The group of chemicals known as PFAS (per- and poly-fluoroalkyl substances) are high on the federal regulatory agenda for 2022, as implementation of EPA’s “PFAS Strategic Roadmap” proceeds. One potential consequence will be new additions to California’s “Prop 65 List” of chemicals known to cause cancer or reproductive harm.
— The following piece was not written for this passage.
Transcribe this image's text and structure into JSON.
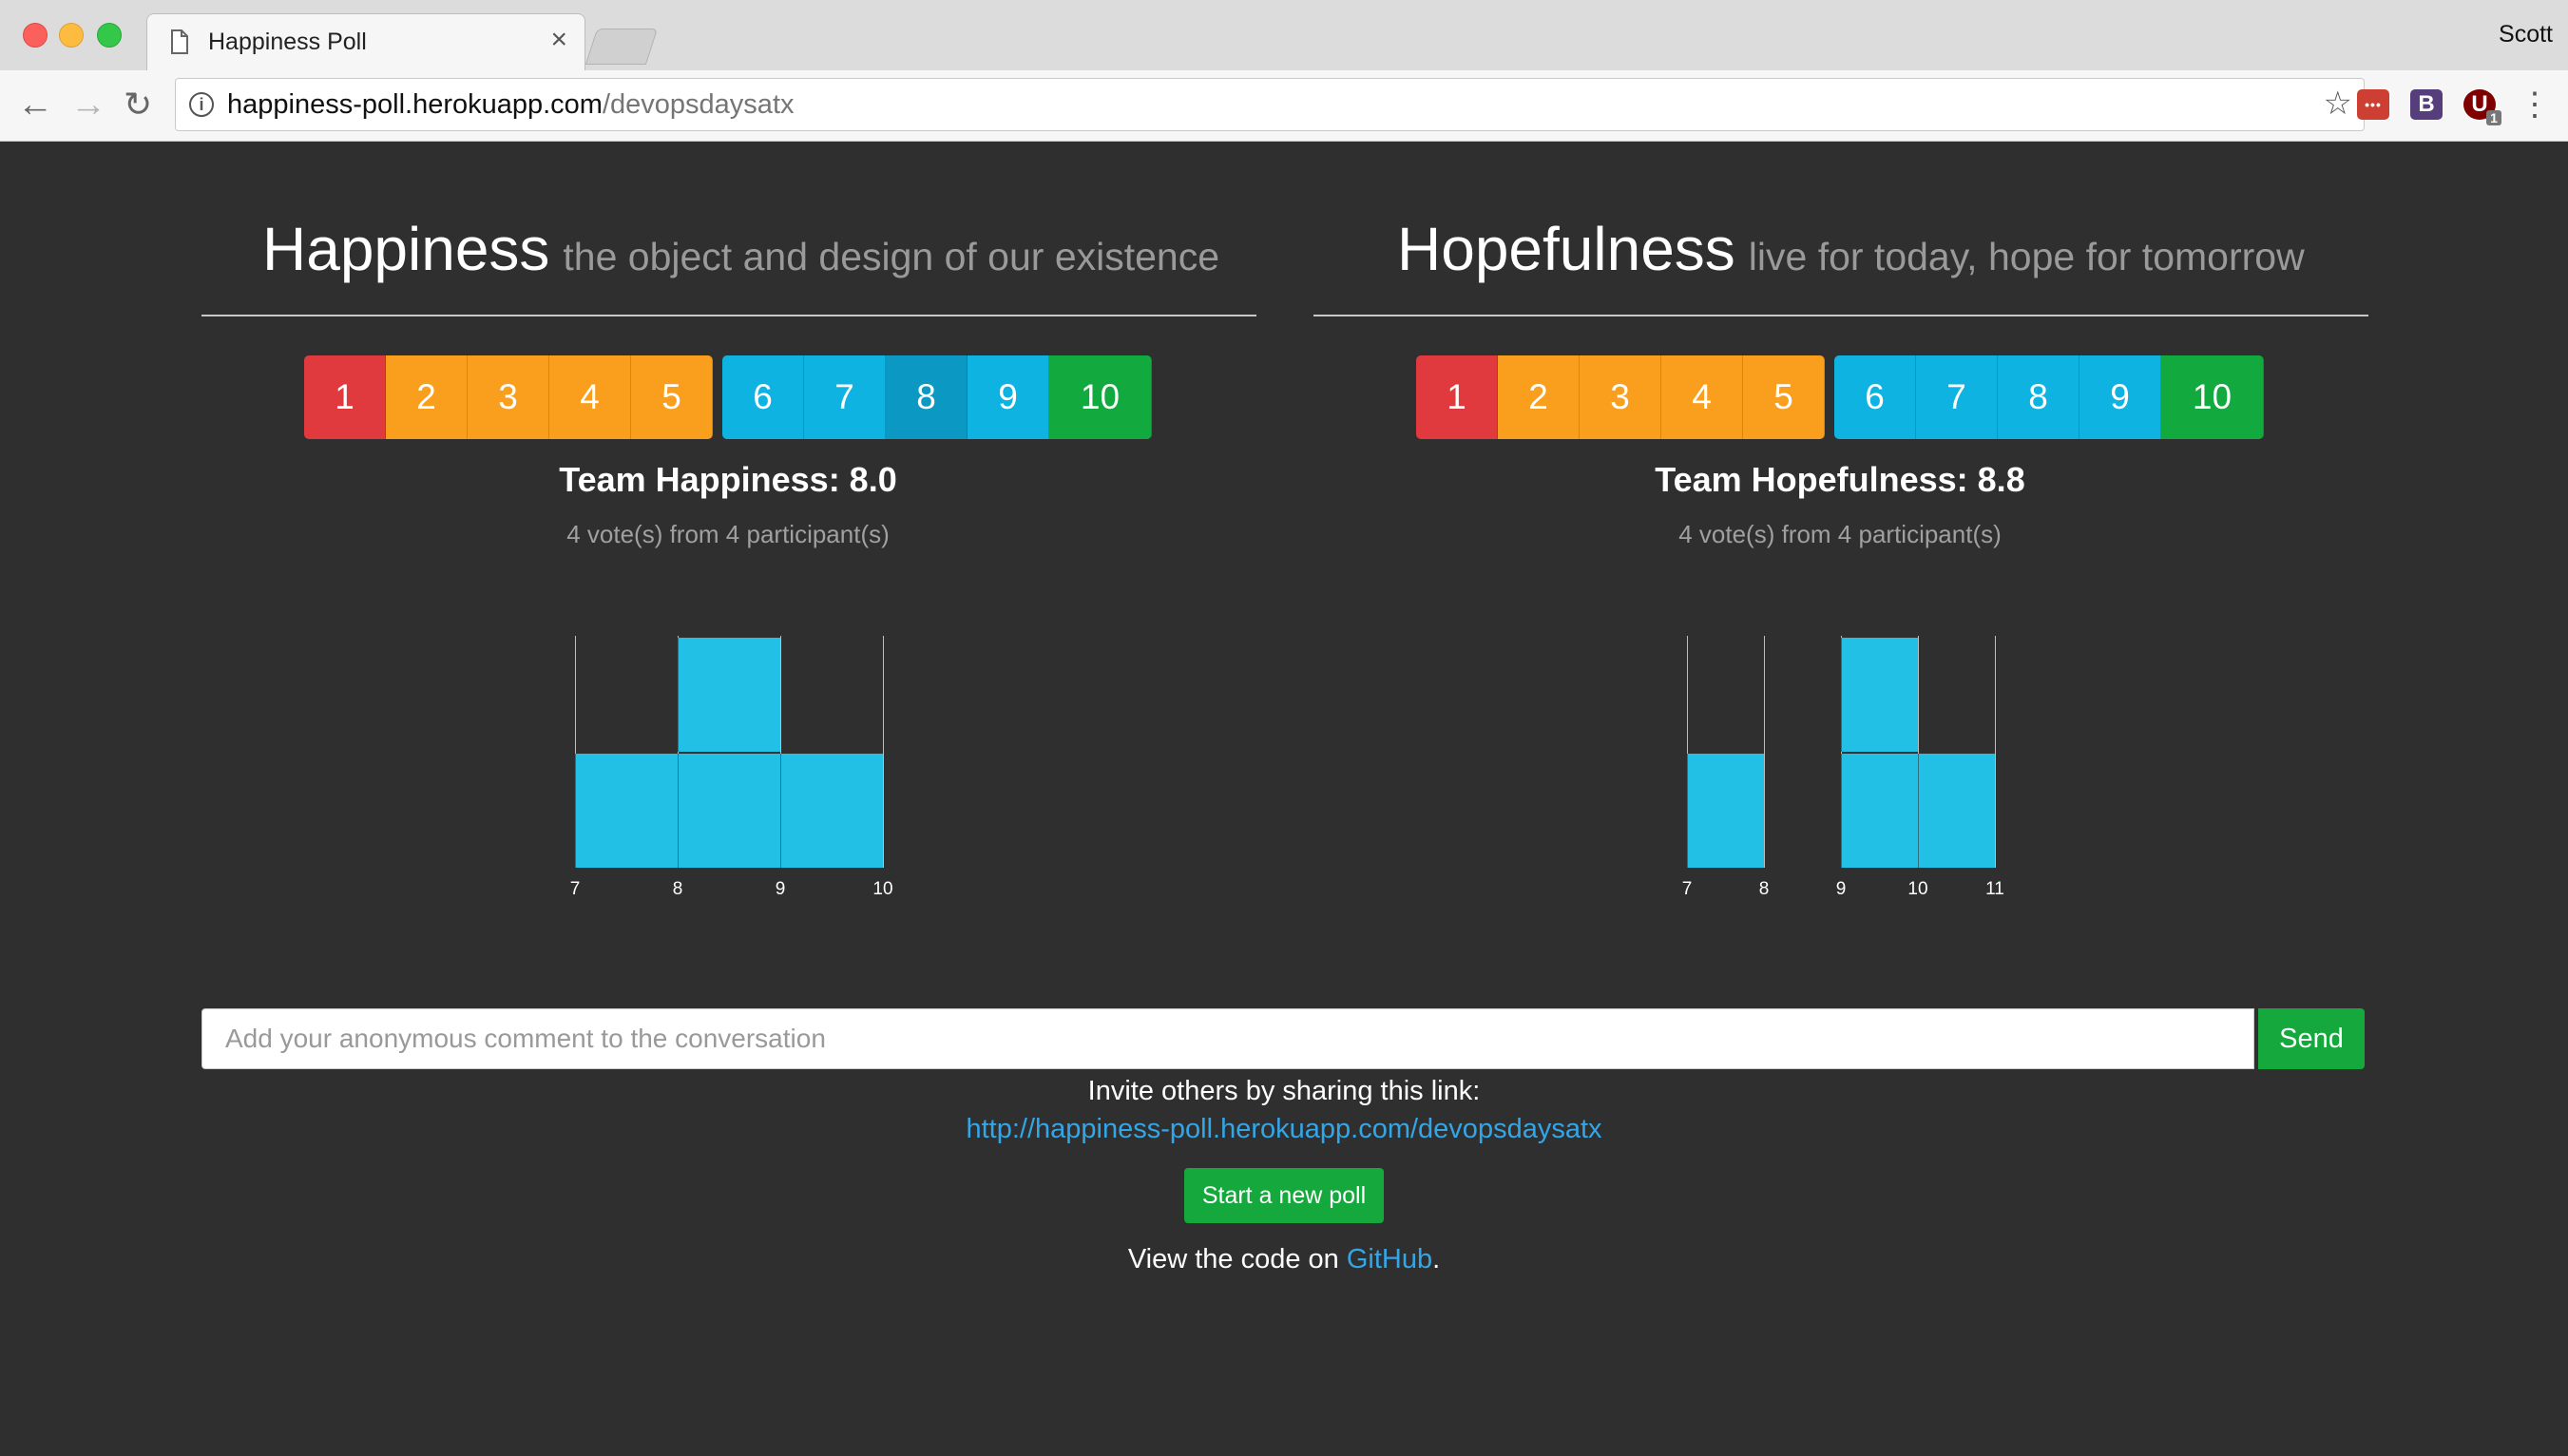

Already, two PFAS substances are subject to Prop 65 warning and labeling requirements (PFOA and PFOS), with a third (PFNA) subject to enforcement starting in 2023. New federal Health Advisory Levels (HALs) announced on June 15, 2022 may provide the basis to add another two PFAS to the list (PFBS and GenX).Continue Reading PFAS Regulations Could Open Floodgates to Prop 65 Enforcement – Assess & Manage Your Exposure Now

The U.S. District Court for the District of Arizona on August 30 vacated the 2020 Navigable Waters Protection Rule (NWPR) that redefined “waters of the United States” for purposes of Clean Water Act jurisdiction, effectively reinstating the definition in effect prior to 2015.  Under that prior definition, many ephemeral streams and isolated wetlands that were not subject to federal jurisdiction under the NWPR will again be subject to case-by-case determinations of their status.  The case, Pasqua Yaqui Tribe v. EPA, CV-20-00266-TUC-RM (D. Ariz.), is one of several challenging the NWPR, and the outcome leaves unanswered questions about the scope of the court’s ruling and the potential for inconsistent regulations across the nation.
Continue Reading Uncertainty Over ‘Waters of the U.S.’ Definition Continues, as Federal Court in Arizona Vacates 2020 Rule

The decades-long battle over organic certification of hydroponically grown foods is poised for resolution, with the Ninth Circuit Court of Appeals set to decide an appeal by the Center for Food Safety (CFS) in a case that seeks to block certification of foods not grown in soil.  On May 19, 2021, CFS filed an appeal asking the Ninth Circuit to reverse a district court decision upholding the U.S. Department of Agriculture’s determination that hydroponically grown foods are eligible for certification under the National Organic Program (NOP).  The outcome of the appeal could have significant implications both for hydroponically grown fruits and vegetables and for other soil-less crops, including mushrooms and sprouts.
Continue Reading Organics Advocates Dig In With Ninth Circuit Appeal Challenging Certification for Hydroponics